Restate each entry word for word. Keep every detail intact.
○ ○ ○ ○
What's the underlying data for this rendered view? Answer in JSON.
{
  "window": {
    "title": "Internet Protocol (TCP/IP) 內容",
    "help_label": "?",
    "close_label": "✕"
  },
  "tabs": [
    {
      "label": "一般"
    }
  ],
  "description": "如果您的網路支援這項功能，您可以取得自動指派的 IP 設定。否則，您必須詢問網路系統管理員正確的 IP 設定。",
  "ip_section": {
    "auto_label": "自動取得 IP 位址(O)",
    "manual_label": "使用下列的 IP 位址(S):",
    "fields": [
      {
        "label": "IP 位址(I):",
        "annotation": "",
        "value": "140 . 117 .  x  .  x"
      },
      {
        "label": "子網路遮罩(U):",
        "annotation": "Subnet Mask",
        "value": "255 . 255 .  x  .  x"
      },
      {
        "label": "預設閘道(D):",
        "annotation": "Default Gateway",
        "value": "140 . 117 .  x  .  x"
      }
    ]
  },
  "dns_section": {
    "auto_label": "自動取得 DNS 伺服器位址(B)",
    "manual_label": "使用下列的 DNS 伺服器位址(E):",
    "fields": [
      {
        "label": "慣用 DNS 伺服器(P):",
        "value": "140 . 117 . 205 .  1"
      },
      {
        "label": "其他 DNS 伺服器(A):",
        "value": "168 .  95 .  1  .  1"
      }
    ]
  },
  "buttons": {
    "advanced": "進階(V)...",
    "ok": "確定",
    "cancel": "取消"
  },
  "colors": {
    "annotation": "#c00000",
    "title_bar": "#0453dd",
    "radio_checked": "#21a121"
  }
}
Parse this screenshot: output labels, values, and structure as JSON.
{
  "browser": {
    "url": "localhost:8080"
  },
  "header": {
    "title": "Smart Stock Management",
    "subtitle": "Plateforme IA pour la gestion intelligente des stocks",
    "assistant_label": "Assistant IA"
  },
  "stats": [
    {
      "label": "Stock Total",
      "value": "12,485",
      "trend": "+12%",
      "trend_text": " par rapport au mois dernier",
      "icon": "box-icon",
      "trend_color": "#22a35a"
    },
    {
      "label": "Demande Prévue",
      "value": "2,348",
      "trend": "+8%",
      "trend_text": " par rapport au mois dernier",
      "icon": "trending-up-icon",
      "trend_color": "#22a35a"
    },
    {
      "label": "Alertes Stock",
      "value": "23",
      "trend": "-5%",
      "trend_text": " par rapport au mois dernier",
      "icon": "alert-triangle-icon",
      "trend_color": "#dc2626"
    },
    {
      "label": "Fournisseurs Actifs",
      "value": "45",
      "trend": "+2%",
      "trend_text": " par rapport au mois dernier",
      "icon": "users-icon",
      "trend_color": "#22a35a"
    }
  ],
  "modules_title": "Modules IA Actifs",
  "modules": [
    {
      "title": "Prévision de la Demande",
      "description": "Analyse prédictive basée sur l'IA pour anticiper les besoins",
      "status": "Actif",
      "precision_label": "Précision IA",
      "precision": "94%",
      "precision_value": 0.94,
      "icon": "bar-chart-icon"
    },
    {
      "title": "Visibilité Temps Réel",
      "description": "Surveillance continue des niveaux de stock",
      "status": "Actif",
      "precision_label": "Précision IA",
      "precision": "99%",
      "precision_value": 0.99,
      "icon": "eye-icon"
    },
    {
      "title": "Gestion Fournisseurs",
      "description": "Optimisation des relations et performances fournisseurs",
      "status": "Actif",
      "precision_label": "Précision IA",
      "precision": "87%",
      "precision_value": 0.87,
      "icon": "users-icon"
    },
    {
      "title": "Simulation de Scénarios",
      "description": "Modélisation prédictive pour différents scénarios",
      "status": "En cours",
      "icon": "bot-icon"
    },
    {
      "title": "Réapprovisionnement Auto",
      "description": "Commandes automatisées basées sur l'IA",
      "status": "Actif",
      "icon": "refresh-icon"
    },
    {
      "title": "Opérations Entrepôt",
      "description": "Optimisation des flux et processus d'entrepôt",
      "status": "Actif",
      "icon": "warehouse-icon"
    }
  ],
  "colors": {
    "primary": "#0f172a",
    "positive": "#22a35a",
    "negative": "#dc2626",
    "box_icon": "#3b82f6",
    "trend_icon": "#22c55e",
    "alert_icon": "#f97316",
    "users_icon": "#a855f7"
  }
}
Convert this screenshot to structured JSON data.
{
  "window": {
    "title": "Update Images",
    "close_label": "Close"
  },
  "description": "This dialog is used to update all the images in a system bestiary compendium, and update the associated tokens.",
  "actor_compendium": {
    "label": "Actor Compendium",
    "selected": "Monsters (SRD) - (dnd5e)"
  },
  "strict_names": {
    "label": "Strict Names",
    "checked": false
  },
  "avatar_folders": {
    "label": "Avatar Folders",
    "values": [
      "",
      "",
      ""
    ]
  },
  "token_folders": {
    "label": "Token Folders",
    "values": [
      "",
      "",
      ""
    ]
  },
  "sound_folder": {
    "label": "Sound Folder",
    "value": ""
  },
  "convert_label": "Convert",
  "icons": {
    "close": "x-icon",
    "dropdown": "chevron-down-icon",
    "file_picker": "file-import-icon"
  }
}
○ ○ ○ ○
• _Response_:
What's the underlying data for this rendered view? Answer in JSON.
{
  "window": {
    "title": "Internet Protocol (TCP/IP) 內容",
    "help_label": "?",
    "close_label": "✕"
  },
  "tabs": [
    {
      "label": "一般"
    }
  ],
  "description": "如果您的網路支援這項功能，您可以取得自動指派的 IP 設定。否則，您必須詢問網路系統管理員正確的 IP 設定。",
  "ip_section": {
    "auto_label": "自動取得 IP 位址(O)",
    "manual_label": "使用下列的 IP 位址(S):",
    "fields": [
      {
        "label": "IP 位址(I):",
        "annotation": "",
        "value": "140 . 117 .  x  .  x"
      },
      {
        "label": "子網路遮罩(U):",
        "annotation": "Subnet Mask",
        "value": "255 . 255 .  x  .  x"
      },
      {
        "label": "預設閘道(D):",
        "annotation": "Default Gateway",
        "value": "140 . 117 .  x  .  x"
      }
    ]
  },
  "dns_section": {
    "auto_label": "自動取得 DNS 伺服器位址(B)",
    "manual_label": "使用下列的 DNS 伺服器位址(E):",
    "fields": [
      {
        "label": "慣用 DNS 伺服器(P):",
        "value": "140 . 117 . 205 .  1"
      },
      {
        "label": "其他 DNS 伺服器(A):",
        "value": "168 .  95 .  1  .  1"
      }
    ]
  },
  "buttons": {
    "advanced": "進階(V)...",
    "ok": "確定",
    "cancel": "取消"
  },
  "colors": {
    "annotation": "#c00000",
    "title_bar": "#0453dd",
    "radio_checked": "#21a121"
  }
}
Parse this screenshot: output labels, values, and structure as JSON.
{
  "browser": {
    "url": "localhost:8080"
  },
  "header": {
    "title": "Smart Stock Management",
    "subtitle": "Plateforme IA pour la gestion intelligente des stocks",
    "assistant_label": "Assistant IA"
  },
  "stats": [
    {
      "label": "Stock Total",
      "value": "12,485",
      "trend": "+12%",
      "trend_text": " par rapport au mois dernier",
      "icon": "box-icon",
      "trend_color": "#22a35a"
    },
    {
      "label": "Demande Prévue",
      "value": "2,348",
      "trend": "+8%",
      "trend_text": " par rapport au mois dernier",
      "icon": "trending-up-icon",
      "trend_color": "#22a35a"
    },
    {
      "label": "Alertes Stock",
      "value": "23",
      "trend": "-5%",
      "trend_text": " par rapport au mois dernier",
      "icon": "alert-triangle-icon",
      "trend_color": "#dc2626"
    },
    {
      "label": "Fournisseurs Actifs",
      "value": "45",
      "trend": "+2%",
      "trend_text": " par rapport au mois dernier",
      "icon": "users-icon",
      "trend_color": "#22a35a"
    }
  ],
  "modules_title": "Modules IA Actifs",
  "modules": [
    {
      "title": "Prévision de la Demande",
      "description": "Analyse prédictive basée sur l'IA pour anticiper les besoins",
      "status": "Actif",
      "precision_label": "Précision IA",
      "precision": "94%",
      "precision_value": 0.94,
      "icon": "bar-chart-icon"
    },
    {
      "title": "Visibilité Temps Réel",
      "description": "Surveillance continue des niveaux de stock",
      "status": "Actif",
      "precision_label": "Précision IA",
      "precision": "99%",
      "precision_value": 0.99,
      "icon": "eye-icon"
    },
    {
      "title": "Gestion Fournisseurs",
      "description": "Optimisation des relations et performances fournisseurs",
      "status": "Actif",
      "precision_label": "Précision IA",
      "precision": "87%",
      "precision_value": 0.87,
      "icon": "users-icon"
    },
    {
      "title": "Simulation de Scénarios",
      "description": "Modélisation prédictive pour différents scénarios",
      "status": "En cours",
      "icon": "bot-icon"
    },
    {
      "title": "Réapprovisionnement Auto",
      "description": "Commandes automatisées basées sur l'IA",
      "status": "Actif",
      "icon": "refresh-icon"
    },
    {
      "title": "Opérations Entrepôt",
      "description": "Optimisation des flux et processus d'entrepôt",
      "status": "Actif",
      "icon": "warehouse-icon"
    }
  ],
  "colors": {
    "primary": "#0f172a",
    "positive": "#22a35a",
    "negative": "#dc2626",
    "box_icon": "#3b82f6",
    "trend_icon": "#22c55e",
    "alert_icon": "#f97316",
    "users_icon": "#a855f7"
  }
}
Convert this screenshot to structured JSON data.
{
  "window": {
    "title": "Update Images",
    "close_label": "Close"
  },
  "description": "This dialog is used to update all the images in a system bestiary compendium, and update the associated tokens.",
  "actor_compendium": {
    "label": "Actor Compendium",
    "selected": "Monsters (SRD) - (dnd5e)"
  },
  "strict_names": {
    "label": "Strict Names",
    "checked": false
  },
  "avatar_folders": {
    "label": "Avatar Folders",
    "values": [
      "",
      "",
      ""
    ]
  },
  "token_folders": {
    "label": "Token Folders",
    "values": [
      "",
      "",
      ""
    ]
  },
  "sound_folder": {
    "label": "Sound Folder",
    "value": ""
  },
  "convert_label": "Convert",
  "icons": {
    "close": "x-icon",
    "dropdown": "chevron-down-icon",
    "file_picker": "file-import-icon"
  }
}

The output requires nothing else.